Your objective: Search the data below for the word "Return" and copy each line that holds it.

Data items
____________________

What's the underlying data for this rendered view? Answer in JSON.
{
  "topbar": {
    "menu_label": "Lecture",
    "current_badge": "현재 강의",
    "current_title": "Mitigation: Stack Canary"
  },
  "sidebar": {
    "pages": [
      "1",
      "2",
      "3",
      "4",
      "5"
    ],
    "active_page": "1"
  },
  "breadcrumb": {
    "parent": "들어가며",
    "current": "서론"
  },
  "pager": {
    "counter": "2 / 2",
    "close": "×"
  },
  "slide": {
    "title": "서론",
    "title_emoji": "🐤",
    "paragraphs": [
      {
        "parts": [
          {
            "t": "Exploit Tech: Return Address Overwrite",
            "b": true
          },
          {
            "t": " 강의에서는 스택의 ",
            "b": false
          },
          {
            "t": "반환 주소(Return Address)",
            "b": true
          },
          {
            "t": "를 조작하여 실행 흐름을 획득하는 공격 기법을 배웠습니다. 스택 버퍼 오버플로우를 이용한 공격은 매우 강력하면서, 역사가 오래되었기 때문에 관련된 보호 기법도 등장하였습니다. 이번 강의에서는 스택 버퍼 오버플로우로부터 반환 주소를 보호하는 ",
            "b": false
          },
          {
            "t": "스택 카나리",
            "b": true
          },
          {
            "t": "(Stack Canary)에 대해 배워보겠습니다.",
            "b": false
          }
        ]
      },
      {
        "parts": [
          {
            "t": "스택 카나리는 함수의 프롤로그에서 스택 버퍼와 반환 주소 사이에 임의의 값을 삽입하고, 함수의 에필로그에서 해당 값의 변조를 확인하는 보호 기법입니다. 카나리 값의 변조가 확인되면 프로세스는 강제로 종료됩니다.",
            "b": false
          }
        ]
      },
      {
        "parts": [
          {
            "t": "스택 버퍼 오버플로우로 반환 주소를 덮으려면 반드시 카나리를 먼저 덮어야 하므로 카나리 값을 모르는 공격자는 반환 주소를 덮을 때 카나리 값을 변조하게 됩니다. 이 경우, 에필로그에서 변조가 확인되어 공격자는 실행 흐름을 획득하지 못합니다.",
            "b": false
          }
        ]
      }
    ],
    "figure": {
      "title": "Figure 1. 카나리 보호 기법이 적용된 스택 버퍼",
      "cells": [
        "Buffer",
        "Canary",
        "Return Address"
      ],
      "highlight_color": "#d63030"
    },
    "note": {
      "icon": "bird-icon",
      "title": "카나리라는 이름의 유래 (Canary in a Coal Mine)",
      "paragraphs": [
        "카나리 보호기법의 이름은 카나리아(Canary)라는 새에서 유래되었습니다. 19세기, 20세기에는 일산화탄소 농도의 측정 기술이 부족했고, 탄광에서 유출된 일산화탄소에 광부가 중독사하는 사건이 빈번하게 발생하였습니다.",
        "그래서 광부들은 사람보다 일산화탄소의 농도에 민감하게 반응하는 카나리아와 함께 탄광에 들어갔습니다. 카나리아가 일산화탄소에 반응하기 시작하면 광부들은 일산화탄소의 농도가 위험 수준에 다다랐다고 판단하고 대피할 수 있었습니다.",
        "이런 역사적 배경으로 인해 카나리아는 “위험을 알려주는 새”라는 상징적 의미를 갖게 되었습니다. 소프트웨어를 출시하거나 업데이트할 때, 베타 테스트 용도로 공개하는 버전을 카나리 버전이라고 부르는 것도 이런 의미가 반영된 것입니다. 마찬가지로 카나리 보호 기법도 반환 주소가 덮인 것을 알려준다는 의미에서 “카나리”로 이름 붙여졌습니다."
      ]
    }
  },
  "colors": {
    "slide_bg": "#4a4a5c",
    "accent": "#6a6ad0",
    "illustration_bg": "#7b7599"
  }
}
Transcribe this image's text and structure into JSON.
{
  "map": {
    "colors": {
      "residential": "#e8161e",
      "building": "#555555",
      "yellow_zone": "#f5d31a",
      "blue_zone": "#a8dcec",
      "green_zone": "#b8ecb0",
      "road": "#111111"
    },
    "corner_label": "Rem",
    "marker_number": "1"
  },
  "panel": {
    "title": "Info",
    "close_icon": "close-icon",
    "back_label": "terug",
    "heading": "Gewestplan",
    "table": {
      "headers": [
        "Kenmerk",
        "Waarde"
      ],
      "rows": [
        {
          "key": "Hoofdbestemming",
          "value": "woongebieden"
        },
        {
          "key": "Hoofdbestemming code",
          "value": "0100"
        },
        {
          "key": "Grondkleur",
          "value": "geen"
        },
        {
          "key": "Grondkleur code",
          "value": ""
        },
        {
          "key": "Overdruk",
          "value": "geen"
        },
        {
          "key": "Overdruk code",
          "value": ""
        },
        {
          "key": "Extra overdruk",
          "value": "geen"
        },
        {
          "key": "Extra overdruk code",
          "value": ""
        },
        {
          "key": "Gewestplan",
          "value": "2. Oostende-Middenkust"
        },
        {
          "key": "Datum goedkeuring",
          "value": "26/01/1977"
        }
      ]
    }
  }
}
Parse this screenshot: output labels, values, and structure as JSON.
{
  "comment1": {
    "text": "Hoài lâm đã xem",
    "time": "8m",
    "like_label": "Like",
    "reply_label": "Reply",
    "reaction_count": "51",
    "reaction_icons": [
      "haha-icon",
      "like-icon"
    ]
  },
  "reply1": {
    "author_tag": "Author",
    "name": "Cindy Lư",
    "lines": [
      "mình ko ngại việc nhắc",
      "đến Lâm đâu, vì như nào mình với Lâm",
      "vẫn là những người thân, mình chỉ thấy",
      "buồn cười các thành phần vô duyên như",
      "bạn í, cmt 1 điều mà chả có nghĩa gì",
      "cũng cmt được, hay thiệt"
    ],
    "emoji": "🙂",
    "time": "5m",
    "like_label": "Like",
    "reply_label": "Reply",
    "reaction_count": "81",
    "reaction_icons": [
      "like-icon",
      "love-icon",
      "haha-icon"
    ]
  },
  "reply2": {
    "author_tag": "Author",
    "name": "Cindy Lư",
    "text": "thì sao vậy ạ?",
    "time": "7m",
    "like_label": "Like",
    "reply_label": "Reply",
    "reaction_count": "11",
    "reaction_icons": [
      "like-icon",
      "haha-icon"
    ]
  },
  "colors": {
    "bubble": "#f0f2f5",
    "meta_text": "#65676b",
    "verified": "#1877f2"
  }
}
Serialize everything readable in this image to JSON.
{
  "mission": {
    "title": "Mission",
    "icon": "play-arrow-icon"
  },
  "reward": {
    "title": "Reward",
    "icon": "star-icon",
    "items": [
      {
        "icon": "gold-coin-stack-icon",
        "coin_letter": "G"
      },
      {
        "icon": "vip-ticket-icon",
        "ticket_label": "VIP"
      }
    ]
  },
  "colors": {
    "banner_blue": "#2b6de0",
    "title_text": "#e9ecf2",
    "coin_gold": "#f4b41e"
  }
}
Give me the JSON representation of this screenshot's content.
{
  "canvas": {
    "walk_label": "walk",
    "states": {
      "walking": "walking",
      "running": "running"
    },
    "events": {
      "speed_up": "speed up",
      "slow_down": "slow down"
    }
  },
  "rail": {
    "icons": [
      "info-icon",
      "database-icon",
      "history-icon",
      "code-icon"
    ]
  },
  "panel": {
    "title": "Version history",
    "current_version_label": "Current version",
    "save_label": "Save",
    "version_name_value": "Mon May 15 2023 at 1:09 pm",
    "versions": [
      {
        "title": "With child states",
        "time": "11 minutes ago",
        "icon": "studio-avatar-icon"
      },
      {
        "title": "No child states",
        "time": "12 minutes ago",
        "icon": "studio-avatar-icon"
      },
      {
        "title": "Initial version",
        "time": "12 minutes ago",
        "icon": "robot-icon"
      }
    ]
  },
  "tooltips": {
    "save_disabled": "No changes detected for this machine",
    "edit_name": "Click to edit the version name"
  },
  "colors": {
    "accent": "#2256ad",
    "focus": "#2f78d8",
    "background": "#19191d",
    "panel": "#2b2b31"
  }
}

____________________

The completed task:
            "t": "Exploit Tech: Return Address Overwrite",
            "t": "반환 주소(Return Address)",
        "Return Address"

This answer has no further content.